Without missing a beat one little boy answered,
“Thou shall not kill.”
Network News is here!
It’s time for the PC(USA)
to take that big step forward
toward inclusion and justice
and here’s some material to help you
help the Church
The Summer 2008 issue of Network News is coming to you
only online, because the board of the Witherspoon Society has
determined that there is currently not enough money in our treasury
to cover the costs of printing and mailing it to our members.
We regret this deeply, and hope we’ll soon be back in print with
the Fall 2008 issue.
In the meantime, to make this PDF version of Network News
as easy to use as possible, we’re putting the list of contents on

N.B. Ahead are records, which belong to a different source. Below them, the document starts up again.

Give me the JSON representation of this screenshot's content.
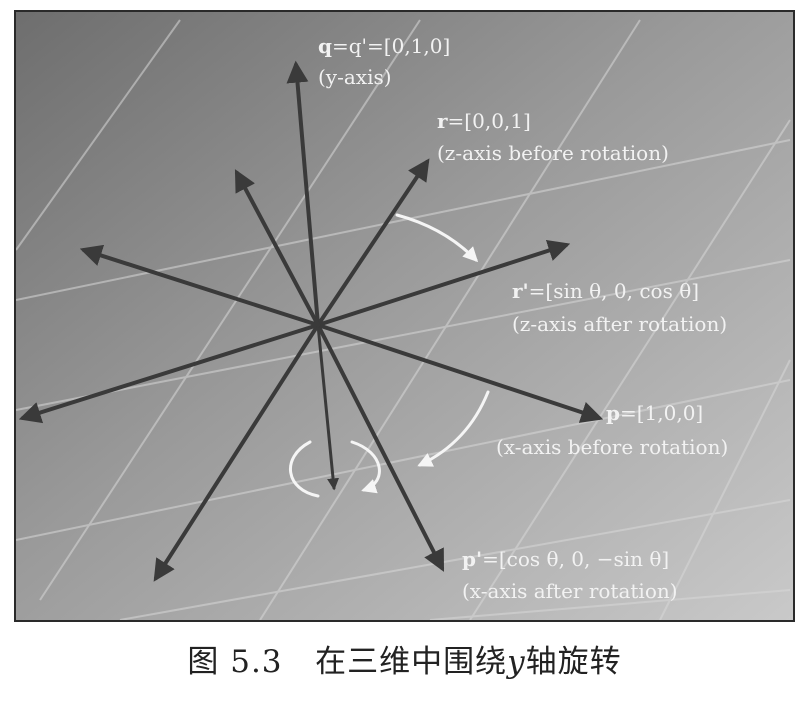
{
  "labels": {
    "q_bold": "q",
    "q_rest": "=q'=[0,1,0]",
    "q_sub": "(y-axis)",
    "r_bold": "r",
    "r_rest": "=[0,0,1]",
    "r_sub": "(z-axis before rotation)",
    "rp_bold": "r'",
    "rp_rest": "=[sin θ, 0, cos θ]",
    "rp_sub": "(z-axis after rotation)",
    "p_bold": "p",
    "p_rest": "=[1,0,0]",
    "p_sub": "(x-axis before rotation)",
    "pp_bold": "p'",
    "pp_rest": "=[cos θ, 0, −sin θ]",
    "pp_sub": "(x-axis after rotation)"
  },
  "caption": {
    "figure_no": "图 5.3",
    "text_before": "在三维中围绕",
    "axis": "y",
    "text_after": "轴旋转"
  },
  "colors": {
    "arrow": "#3a3a3a",
    "arc": "#f5f5f5",
    "label": "#f2f2f2",
    "grid": "#d8d8d8"
  }
}
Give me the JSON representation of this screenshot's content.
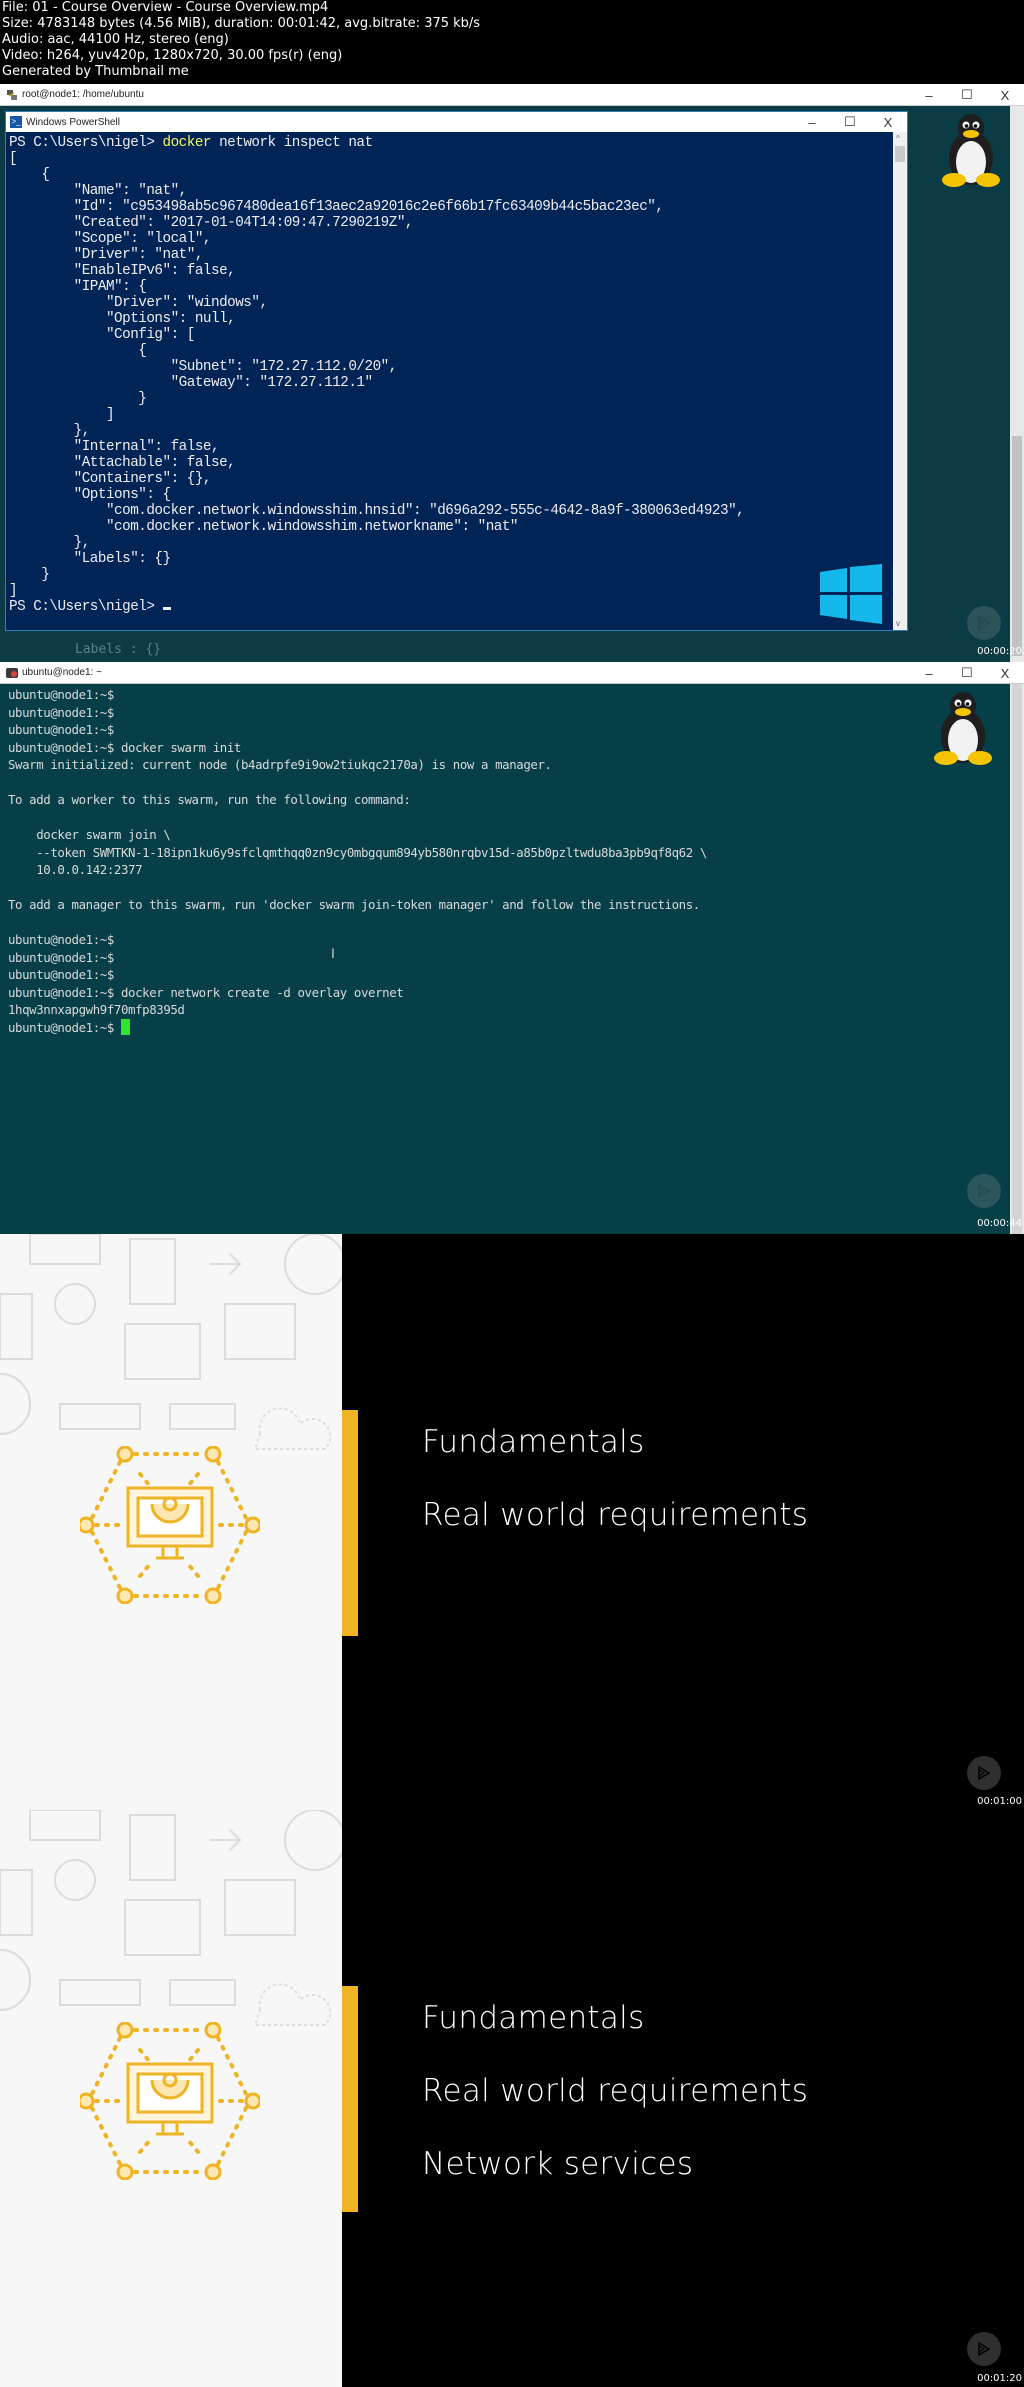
{
  "file_info": {
    "lines": [
      "File: 01 - Course Overview - Course Overview.mp4",
      "Size: 4783148 bytes (4.56 MiB), duration: 00:01:42, avg.bitrate: 375 kb/s",
      "Audio: aac, 44100 Hz, stereo (eng)",
      "Video: h264, yuv420p, 1280x720, 30.00 fps(r) (eng)",
      "Generated by Thumbnail me"
    ]
  },
  "frames": [
    {
      "window_title": "root@node1: /home/ubuntu",
      "controls": {
        "minimize": "–",
        "maximize": "☐",
        "close": "X"
      },
      "powershell": {
        "title": "Windows PowerShell",
        "prompt": "PS C:\\Users\\nigel> ",
        "command_keyword": "docker",
        "command_rest": " network inspect nat",
        "output": "[\n    {\n        \"Name\": \"nat\",\n        \"Id\": \"c953498ab5c967480dea16f13aec2a92016c2e6f66b17fc63409b44c5bac23ec\",\n        \"Created\": \"2017-01-04T14:09:47.7290219Z\",\n        \"Scope\": \"local\",\n        \"Driver\": \"nat\",\n        \"EnableIPv6\": false,\n        \"IPAM\": {\n            \"Driver\": \"windows\",\n            \"Options\": null,\n            \"Config\": [\n                {\n                    \"Subnet\": \"172.27.112.0/20\",\n                    \"Gateway\": \"172.27.112.1\"\n                }\n            ]\n        },\n        \"Internal\": false,\n        \"Attachable\": false,\n        \"Containers\": {},\n        \"Options\": {\n            \"com.docker.network.windowsshim.hnsid\": \"d696a292-555c-4642-8a9f-380063ed4923\",\n            \"com.docker.network.windowsshim.networkname\": \"nat\"\n        },\n        \"Labels\": {}\n    }\n]",
        "final_prompt": "PS C:\\Users\\nigel> "
      },
      "background_text": "Labels : {}",
      "timestamp": "00:00:20"
    },
    {
      "window_title": "ubuntu@node1: ~",
      "controls": {
        "minimize": "–",
        "maximize": "☐",
        "close": "X"
      },
      "terminal_text": "ubuntu@node1:~$\nubuntu@node1:~$\nubuntu@node1:~$\nubuntu@node1:~$ docker swarm init\nSwarm initialized: current node (b4adrpfe9i9ow2tiukqc2170a) is now a manager.\n\nTo add a worker to this swarm, run the following command:\n\n    docker swarm join \\\n    --token SWMTKN-1-18ipn1ku6y9sfclqmthqq0zn9cy0mbgqum894yb580nrqbv15d-a85b0pzltwdu8ba3pb9qf8q62 \\\n    10.0.0.142:2377\n\nTo add a manager to this swarm, run 'docker swarm join-token manager' and follow the instructions.\n\nubuntu@node1:~$\nubuntu@node1:~$\nubuntu@node1:~$\nubuntu@node1:~$ docker network create -d overlay overnet\n1hqw3nnxapgwh9f70mfp8395d\nubuntu@node1:~$ ",
      "timestamp": "00:00:44"
    },
    {
      "items": [
        "Fundamentals",
        "Real world requirements"
      ],
      "timestamp": "00:01:00"
    },
    {
      "items": [
        "Fundamentals",
        "Real world requirements",
        "Network services"
      ],
      "timestamp": "00:01:20"
    }
  ],
  "colors": {
    "accent_yellow": "#f0b323",
    "powershell_bg": "#012456",
    "ubuntu_bg": "#073f49",
    "cursor_green": "#2ee62e"
  }
}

the inside of the front cover. Just click on the "next page" arrow
on the top line of your PDF reader.
Then to jump to any particular page, just type in the page number
in the space just to the right of the right and left arrows.
All of the articles in this issue will also be available shortly
on our web site, in normal html format, so you can jump around,
click on links to visit suggested sites, and all that.
One other note:
This special issue of Network News has been prepared with
one major purpose in mind: to provide Witherspoon members with
material that will help them to help others in their presbyteries,
as the PC(USA) again engages in a process of reflection and
discernment (and maybe a wee bit of argument) on Amendment 08-B to
the Book of Order, which if approved will remove the specific ban
established over the past few years on the ordination of practicing
lesbian, gay, bisexual and transgender Presbyterians.
The Witherspoon Society has worked for this change for many
years, and we are hopeful that the time may finally have come to
take this step forward. But the process will be difficult, and so we
have gathered some of the most helpful materials we can find – along
with links to many more – from our own ranks and from other
individuals and groups that share this commitment. Our thanks to all
Click here for
the full issue, in PDF format.08
For an index to all our reports
on the 219th General Assembly
For links to
all our archive pages, listed by months,
Some blogs worth visiting
Mitch Trigger, PVJ's
Secretary/Communicator, has created a Facebook page where
Witherspoon members and others can gather to exchange news and
views. Mitch and a few others have posted bits of news, both
personal and organizational. But there’s room for more!
You can post your own news and views,
or initiate a conversation about a topic of interest to you.
for Life" website
Long-time and stimulating blogger John Shuck,
a Presbyterian minister currently
serving as pastor of First Presbyterian Church of Elizabethton,
Tenn., writes about spirituality, culture, religion (both organized
and disorganized), life, evolution, literature, Jesus, and
Click here for his blog posts.
Click here for podcasts of his radio program, which "explores
the intersection of religion, social justice and public life."
John Harris’ Summit to
Theological and philosophical
reflections on everything between summit to shore, including
kayaking, climbing, religion, spirituality, philosophy, theology,
The Presbyterian Church (U.S.A.), New York City and the Queens
neighborhood of Ridgewood -- by a progressive New York City
Presbyterian Pastor. John is a former member of the Witherspoon
board, and is designated pastor of North Presbyterian Church in
Voices of Sophia blog
Heather Reichgott, who has created
this new blog for Voices of Sophia, introduces it:
After fifteen years of scholarship
and activism, Voices of Sophia presents a blog. Here, we present the
voices of feminist theologians of all stripes: scholars, clergy,
students, exiles, missionaries, workers, thinkers, artists, lovers
and devotees, from many parts of the world, all children of the God
in whose image women are made. .... This blog seeks to glorify God
through prayer, work, art, and intellectual reflection. Through
articles and ensuing discussion we hope to become an active and
Got more blogs to recommend?
send a note, and we'll see what we can do!